* Exercise
Which of the lines below hold "course"? Please return each one.

•••••

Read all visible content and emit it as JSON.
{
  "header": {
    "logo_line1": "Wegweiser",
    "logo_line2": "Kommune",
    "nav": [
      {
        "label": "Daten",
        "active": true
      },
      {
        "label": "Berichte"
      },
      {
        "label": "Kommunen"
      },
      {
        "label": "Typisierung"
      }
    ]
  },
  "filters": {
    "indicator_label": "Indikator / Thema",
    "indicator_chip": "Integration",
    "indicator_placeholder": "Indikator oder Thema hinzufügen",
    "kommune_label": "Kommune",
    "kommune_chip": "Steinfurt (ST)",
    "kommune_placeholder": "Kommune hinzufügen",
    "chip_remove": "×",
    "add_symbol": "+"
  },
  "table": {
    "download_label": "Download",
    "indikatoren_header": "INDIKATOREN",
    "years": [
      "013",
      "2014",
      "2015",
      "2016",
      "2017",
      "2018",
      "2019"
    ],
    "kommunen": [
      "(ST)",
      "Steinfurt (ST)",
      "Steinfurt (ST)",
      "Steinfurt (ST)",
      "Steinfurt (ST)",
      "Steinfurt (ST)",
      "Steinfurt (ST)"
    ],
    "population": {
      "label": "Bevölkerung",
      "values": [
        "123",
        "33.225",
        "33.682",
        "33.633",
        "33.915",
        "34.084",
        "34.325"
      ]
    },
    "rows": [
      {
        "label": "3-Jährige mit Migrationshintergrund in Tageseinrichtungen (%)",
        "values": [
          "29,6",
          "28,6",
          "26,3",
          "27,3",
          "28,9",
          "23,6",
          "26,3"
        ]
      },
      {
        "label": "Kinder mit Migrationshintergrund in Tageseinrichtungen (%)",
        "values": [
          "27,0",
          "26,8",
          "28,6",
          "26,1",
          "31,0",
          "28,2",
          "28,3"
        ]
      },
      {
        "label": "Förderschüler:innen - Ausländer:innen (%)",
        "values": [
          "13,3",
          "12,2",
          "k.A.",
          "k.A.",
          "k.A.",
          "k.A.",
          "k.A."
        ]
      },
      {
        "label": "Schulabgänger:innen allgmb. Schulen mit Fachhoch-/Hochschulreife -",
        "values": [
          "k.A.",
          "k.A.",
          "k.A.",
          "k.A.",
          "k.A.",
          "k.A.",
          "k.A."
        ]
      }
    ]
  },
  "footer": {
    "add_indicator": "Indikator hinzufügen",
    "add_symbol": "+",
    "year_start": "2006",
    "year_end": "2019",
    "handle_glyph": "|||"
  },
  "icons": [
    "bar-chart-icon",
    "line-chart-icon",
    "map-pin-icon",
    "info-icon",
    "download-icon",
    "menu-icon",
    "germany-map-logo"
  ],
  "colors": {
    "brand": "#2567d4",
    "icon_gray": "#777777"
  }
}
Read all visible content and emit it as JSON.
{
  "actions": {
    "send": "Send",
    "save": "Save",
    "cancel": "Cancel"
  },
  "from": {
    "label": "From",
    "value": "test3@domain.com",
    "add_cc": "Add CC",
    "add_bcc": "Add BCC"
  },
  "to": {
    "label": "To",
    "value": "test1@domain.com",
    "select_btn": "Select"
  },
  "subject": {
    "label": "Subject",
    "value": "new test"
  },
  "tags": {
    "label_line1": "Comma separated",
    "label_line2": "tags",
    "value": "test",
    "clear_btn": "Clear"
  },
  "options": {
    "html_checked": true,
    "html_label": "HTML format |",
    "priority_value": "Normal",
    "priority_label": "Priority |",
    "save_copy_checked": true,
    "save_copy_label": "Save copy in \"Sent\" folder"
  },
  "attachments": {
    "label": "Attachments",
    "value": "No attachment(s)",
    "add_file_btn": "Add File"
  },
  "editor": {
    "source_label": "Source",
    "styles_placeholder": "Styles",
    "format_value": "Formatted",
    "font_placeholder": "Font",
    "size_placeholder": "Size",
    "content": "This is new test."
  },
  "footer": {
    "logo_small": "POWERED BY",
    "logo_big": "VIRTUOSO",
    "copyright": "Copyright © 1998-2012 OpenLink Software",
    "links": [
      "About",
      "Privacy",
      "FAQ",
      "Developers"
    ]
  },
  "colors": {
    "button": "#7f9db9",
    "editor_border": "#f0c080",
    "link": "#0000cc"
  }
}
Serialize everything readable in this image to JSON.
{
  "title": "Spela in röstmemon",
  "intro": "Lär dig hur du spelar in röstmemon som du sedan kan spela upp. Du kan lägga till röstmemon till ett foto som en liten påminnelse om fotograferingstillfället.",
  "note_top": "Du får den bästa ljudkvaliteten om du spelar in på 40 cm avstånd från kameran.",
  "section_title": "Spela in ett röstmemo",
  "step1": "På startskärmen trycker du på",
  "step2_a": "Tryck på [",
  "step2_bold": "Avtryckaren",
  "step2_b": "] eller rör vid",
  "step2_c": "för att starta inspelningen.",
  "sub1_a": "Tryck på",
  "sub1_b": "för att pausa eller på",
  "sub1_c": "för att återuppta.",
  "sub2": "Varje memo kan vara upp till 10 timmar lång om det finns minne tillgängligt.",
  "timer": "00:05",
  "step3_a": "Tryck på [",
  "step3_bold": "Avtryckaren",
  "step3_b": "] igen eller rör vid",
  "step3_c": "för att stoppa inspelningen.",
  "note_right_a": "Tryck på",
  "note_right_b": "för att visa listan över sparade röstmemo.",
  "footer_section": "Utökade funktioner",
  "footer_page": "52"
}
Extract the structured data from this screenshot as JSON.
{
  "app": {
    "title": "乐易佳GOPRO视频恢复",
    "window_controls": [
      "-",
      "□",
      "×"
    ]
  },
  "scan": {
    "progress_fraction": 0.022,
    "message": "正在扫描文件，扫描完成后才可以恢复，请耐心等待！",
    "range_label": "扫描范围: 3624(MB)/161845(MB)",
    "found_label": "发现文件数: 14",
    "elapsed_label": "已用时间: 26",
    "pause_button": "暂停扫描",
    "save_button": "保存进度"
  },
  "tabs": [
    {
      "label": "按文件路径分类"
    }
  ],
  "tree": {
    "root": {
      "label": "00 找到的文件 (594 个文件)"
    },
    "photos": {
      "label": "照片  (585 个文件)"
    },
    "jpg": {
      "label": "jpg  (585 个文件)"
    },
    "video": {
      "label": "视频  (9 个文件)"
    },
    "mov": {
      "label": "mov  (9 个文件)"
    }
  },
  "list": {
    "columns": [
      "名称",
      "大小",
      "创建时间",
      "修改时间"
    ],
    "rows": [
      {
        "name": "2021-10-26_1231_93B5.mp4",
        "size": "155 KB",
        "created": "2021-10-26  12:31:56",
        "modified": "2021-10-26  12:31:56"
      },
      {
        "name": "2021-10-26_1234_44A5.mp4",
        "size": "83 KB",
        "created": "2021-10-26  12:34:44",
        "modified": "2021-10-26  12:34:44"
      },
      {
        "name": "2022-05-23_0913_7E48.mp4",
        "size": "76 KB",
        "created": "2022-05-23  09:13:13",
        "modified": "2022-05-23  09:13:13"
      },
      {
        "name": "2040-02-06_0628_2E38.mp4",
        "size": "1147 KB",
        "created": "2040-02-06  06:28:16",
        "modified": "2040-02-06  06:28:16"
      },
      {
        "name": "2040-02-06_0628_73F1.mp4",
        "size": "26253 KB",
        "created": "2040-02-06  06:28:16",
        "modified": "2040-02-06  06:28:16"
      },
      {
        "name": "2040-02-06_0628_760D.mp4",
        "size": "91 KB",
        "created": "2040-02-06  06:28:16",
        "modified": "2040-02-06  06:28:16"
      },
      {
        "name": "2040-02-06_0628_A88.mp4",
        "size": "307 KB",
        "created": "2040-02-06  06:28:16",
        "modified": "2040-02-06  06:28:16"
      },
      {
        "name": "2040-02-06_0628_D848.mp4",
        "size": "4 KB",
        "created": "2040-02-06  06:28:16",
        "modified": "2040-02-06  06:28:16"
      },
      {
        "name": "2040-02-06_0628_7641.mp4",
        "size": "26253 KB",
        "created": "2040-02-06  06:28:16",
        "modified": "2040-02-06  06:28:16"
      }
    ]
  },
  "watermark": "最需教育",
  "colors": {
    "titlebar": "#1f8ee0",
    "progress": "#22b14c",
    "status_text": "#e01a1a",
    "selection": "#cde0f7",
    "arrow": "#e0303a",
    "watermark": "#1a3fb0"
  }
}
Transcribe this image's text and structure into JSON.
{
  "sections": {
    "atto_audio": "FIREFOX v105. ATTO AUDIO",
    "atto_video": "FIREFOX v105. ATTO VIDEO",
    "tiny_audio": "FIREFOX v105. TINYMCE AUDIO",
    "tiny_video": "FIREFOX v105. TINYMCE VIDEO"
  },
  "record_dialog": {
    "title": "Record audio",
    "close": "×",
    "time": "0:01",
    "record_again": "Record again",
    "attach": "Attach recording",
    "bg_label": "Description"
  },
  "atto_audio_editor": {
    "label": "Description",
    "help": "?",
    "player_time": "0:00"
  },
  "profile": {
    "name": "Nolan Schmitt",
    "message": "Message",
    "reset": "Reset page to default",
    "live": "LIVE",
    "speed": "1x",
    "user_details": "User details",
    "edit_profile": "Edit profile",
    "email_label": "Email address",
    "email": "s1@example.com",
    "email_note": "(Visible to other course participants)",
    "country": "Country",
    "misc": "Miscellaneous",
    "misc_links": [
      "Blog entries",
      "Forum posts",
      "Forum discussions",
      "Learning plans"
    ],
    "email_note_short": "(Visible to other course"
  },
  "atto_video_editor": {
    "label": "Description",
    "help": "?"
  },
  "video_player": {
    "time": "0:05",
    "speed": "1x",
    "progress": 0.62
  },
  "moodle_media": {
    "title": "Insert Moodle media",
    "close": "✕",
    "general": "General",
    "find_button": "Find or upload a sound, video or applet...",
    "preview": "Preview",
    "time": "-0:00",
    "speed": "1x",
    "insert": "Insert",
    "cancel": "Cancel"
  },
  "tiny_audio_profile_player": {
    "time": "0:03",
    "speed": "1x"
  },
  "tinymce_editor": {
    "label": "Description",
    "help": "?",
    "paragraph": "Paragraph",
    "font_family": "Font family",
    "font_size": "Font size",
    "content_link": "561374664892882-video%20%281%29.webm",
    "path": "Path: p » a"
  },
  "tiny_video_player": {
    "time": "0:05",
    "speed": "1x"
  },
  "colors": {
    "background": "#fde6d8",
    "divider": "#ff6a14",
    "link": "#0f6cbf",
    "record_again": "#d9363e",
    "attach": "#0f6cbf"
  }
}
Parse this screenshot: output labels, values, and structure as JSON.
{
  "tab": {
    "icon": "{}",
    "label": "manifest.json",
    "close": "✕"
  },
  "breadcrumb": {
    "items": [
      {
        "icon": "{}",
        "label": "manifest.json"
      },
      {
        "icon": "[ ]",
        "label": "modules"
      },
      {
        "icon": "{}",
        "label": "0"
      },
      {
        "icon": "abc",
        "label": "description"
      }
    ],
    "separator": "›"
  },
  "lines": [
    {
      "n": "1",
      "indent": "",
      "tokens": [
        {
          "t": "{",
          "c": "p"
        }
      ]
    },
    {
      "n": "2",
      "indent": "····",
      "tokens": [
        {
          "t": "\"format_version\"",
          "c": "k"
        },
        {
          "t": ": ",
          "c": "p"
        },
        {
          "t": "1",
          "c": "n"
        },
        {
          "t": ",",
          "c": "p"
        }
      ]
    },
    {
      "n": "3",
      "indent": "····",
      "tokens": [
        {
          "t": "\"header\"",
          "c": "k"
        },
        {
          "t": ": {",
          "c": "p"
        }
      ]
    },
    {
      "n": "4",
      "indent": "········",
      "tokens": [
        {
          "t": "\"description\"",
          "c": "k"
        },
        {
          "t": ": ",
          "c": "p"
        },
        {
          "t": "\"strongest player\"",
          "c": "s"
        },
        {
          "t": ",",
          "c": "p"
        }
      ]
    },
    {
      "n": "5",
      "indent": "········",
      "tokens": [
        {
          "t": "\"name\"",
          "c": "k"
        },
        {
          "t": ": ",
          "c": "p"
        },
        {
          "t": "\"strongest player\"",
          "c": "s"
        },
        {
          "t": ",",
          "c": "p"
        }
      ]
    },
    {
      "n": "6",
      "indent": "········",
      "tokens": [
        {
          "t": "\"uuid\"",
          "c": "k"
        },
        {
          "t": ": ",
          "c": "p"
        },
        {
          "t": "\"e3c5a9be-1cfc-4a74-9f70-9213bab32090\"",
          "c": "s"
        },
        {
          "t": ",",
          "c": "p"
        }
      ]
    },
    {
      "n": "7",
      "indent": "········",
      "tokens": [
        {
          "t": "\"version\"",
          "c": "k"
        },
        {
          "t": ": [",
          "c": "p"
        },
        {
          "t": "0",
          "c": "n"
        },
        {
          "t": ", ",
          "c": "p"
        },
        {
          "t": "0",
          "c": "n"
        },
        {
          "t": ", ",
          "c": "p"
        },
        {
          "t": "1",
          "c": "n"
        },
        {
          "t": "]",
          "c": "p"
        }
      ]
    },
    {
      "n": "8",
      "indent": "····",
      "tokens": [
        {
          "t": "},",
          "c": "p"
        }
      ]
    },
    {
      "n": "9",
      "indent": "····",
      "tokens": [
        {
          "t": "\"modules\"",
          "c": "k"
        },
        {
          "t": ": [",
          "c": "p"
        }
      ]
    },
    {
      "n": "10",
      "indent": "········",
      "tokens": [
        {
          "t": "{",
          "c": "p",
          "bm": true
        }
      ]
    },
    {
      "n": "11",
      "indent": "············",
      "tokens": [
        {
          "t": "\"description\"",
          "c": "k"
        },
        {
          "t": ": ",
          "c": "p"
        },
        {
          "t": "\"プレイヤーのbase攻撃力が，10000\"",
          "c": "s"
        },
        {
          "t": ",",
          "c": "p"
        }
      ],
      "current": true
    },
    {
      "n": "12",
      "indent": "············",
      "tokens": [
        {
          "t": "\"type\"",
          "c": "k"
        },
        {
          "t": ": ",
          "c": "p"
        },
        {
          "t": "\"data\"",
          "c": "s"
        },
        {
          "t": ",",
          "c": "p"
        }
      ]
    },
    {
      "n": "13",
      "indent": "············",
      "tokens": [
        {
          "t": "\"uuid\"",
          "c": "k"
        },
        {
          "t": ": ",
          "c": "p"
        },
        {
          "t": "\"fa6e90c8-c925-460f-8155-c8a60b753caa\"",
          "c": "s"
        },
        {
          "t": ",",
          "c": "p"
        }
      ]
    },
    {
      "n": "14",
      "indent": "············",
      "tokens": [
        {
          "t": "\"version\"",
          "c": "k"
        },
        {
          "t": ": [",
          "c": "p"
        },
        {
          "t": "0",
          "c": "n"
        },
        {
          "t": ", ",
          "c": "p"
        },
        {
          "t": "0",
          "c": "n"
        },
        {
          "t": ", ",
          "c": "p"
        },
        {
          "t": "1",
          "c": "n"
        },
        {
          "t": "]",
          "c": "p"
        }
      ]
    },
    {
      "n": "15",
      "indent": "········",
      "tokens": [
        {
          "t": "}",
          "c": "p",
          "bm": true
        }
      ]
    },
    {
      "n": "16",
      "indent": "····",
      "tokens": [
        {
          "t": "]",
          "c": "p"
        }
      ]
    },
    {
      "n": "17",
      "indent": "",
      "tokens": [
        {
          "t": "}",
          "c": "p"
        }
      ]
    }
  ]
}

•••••

* Reply
    "email_note": "(Visible to other course participants)",
    "email_note_short": "(Visible to other course"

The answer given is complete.